* [Exercise brief]: Please copy every line from the records below that contains the string "Memory".

Page and application data records:

• • •

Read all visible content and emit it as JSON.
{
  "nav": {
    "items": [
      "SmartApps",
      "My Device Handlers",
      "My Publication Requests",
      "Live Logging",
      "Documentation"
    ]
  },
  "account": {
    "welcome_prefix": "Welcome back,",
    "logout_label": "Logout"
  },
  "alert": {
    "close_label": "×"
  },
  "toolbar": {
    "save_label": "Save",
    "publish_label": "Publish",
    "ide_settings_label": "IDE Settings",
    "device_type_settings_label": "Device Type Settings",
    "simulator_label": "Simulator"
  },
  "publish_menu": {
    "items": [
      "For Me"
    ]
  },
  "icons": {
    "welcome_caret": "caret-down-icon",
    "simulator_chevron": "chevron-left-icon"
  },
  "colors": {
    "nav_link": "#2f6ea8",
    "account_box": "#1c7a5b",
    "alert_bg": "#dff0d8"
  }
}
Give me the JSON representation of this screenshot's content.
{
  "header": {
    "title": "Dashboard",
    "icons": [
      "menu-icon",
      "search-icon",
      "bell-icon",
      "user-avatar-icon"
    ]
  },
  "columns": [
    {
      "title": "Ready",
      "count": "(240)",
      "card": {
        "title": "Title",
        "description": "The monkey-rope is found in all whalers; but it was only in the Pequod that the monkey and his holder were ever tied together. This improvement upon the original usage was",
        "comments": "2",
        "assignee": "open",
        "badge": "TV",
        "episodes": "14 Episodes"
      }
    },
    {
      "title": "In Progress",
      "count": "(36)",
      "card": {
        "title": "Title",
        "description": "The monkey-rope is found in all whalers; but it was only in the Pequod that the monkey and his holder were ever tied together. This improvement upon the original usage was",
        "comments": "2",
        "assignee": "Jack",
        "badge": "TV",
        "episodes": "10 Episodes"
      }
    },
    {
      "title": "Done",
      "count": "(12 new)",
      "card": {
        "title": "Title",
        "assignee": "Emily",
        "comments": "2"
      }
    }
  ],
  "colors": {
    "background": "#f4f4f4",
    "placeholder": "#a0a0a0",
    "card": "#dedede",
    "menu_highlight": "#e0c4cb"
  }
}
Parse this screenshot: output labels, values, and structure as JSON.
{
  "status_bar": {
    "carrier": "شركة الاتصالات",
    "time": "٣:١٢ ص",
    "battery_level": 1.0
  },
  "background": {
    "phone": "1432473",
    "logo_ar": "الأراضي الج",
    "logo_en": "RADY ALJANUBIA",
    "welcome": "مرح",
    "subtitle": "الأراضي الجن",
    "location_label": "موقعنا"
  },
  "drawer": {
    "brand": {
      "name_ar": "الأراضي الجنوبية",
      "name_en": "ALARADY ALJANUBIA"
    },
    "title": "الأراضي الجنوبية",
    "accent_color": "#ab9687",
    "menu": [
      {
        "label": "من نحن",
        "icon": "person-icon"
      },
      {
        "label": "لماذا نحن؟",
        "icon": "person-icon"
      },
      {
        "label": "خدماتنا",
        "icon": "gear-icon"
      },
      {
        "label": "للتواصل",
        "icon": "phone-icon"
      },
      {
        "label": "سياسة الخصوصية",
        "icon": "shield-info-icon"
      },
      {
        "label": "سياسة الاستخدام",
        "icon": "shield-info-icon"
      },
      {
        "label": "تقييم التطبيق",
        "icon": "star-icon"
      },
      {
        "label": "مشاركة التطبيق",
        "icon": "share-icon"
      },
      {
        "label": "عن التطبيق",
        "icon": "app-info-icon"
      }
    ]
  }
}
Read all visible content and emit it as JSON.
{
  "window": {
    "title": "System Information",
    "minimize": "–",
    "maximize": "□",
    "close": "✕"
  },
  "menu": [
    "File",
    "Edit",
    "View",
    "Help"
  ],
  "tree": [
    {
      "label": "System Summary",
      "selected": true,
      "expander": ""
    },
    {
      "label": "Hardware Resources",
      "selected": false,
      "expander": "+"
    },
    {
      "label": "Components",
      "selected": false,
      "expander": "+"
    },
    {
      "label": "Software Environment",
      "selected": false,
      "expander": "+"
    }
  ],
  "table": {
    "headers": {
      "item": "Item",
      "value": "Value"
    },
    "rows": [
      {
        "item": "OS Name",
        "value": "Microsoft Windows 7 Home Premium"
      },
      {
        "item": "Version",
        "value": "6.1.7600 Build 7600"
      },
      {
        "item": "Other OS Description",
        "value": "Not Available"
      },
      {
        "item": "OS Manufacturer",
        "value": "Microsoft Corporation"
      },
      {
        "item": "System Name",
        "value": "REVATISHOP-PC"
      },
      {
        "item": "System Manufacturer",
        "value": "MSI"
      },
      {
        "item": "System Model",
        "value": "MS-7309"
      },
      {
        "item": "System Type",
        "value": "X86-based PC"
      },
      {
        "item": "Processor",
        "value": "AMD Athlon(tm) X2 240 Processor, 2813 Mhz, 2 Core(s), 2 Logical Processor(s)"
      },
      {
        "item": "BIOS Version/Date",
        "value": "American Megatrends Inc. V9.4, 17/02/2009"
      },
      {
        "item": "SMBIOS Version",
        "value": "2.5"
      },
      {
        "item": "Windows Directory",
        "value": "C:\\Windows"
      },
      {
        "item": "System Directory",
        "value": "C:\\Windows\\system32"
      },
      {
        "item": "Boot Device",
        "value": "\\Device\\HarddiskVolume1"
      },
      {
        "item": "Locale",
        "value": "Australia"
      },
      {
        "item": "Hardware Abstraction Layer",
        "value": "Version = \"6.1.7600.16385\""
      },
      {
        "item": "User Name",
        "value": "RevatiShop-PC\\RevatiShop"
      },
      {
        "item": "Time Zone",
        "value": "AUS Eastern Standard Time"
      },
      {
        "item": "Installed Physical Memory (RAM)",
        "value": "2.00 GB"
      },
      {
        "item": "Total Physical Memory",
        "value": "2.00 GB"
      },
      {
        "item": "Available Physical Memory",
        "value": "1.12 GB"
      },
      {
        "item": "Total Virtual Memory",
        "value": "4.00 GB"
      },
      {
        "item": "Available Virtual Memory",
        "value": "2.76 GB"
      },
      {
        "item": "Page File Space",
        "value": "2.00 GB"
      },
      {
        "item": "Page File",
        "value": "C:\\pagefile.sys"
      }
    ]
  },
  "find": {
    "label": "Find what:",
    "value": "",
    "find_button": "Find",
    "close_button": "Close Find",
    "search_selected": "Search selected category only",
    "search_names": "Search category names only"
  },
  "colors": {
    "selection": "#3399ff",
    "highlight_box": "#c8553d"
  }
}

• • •

* [Written solution]:
        "item": "Installed Physical Memory (RAM)",
        "item": "Total Physical Memory",
        "item": "Available Physical Memory",
        "item": "Total Virtual Memory",
        "item": "Available Virtual Memory",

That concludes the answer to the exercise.